Description of the task: Among the records below, find each line containing the word "claw" and copy it.
____ Exercise materials
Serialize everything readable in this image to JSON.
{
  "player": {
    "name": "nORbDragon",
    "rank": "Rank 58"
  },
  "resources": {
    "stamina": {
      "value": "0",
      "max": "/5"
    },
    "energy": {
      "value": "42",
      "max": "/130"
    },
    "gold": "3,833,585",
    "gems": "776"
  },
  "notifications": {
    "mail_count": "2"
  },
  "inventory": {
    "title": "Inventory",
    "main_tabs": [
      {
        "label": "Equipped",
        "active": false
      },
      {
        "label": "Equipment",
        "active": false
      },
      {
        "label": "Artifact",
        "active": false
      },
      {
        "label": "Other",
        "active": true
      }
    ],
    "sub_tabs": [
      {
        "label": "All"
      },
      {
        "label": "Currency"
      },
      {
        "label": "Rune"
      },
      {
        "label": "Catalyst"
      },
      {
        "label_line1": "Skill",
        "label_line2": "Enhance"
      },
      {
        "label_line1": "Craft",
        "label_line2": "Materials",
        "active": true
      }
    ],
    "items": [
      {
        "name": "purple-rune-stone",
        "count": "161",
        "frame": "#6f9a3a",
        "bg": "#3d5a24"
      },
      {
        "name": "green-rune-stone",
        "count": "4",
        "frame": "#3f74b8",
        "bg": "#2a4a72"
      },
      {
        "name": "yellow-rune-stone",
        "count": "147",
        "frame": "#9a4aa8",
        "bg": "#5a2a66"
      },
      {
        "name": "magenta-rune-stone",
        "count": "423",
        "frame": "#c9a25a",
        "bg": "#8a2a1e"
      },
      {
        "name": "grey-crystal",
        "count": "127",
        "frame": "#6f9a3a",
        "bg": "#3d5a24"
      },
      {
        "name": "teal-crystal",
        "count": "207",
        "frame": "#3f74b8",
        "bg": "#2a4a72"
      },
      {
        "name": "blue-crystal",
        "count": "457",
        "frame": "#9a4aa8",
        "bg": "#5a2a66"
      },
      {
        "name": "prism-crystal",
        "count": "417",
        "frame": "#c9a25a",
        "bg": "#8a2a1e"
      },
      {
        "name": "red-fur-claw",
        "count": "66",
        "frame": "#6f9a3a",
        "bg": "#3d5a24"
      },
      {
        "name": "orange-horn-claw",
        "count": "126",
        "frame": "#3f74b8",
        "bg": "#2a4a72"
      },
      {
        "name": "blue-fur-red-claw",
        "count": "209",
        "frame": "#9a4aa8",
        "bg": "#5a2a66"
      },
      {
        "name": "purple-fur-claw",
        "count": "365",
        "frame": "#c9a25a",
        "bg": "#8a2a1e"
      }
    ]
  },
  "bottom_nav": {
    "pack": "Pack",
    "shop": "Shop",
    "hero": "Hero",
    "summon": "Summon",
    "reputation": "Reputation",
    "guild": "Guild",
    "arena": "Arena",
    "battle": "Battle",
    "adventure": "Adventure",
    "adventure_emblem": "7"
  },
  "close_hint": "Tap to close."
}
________
Output for this task:
        "name": "red-fur-claw",
        "name": "orange-horn-claw",
        "name": "blue-fur-red-claw",
        "name": "purple-fur-claw",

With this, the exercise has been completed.